Description of the task:
Look through the entries for the string "Disable", and copy each line that holds it.

Available records:
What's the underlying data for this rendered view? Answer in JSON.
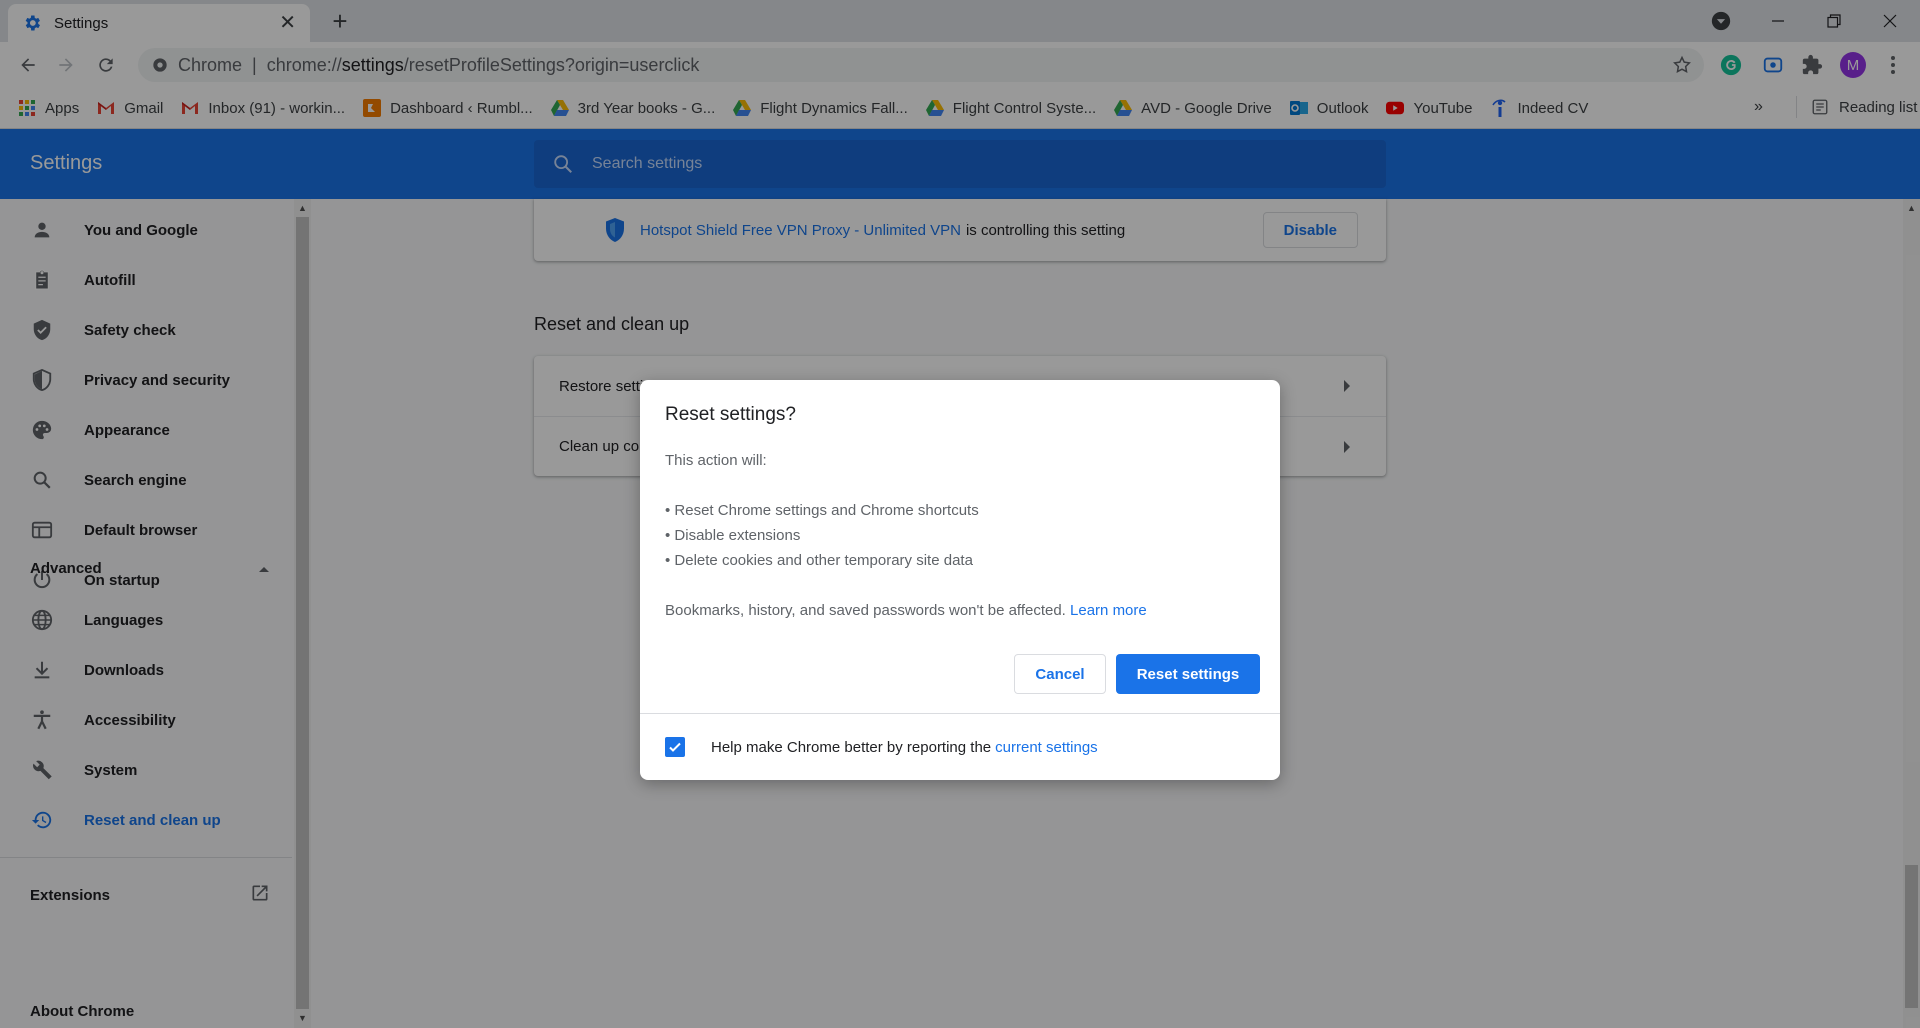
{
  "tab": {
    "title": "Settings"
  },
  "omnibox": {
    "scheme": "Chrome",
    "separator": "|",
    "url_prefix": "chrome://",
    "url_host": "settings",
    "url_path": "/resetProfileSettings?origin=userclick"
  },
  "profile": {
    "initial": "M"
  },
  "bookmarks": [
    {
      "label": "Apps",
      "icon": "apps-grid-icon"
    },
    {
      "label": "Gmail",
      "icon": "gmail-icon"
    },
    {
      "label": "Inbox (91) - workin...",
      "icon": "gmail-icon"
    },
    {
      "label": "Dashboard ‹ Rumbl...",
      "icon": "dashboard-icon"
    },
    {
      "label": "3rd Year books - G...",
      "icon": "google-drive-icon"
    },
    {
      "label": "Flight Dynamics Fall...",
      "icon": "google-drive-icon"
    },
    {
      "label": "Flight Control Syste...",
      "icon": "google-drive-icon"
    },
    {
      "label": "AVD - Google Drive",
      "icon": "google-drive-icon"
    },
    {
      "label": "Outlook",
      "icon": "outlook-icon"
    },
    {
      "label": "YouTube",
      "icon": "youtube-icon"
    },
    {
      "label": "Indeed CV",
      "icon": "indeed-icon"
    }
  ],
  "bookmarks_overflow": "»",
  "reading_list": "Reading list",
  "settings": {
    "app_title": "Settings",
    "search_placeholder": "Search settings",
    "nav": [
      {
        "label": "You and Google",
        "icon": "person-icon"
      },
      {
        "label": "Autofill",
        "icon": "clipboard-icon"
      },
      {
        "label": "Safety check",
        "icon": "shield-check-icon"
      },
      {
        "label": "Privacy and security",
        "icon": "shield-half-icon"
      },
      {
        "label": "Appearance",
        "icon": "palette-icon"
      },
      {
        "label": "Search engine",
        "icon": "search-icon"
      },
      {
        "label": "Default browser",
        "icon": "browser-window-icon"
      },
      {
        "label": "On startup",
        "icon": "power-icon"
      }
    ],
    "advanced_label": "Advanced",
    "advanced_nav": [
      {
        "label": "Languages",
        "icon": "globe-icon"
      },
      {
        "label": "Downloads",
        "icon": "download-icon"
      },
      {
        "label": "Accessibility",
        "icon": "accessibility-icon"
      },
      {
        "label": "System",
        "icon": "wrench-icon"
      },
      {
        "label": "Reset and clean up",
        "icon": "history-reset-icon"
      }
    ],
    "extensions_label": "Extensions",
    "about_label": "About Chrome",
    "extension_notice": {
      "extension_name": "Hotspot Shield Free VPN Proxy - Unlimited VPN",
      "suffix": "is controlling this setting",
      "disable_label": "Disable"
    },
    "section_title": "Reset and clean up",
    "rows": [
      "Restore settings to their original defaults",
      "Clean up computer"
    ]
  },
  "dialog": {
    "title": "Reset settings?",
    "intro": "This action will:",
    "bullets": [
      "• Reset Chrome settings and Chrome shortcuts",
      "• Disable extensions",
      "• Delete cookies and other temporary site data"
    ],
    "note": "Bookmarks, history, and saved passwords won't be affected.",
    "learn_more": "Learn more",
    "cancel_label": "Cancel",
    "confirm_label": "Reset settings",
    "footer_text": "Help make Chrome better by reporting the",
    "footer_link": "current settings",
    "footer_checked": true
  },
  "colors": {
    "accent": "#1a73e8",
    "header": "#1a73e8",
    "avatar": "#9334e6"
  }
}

Response below:
      "disable_label": "Disable"
      "• Disable extensions",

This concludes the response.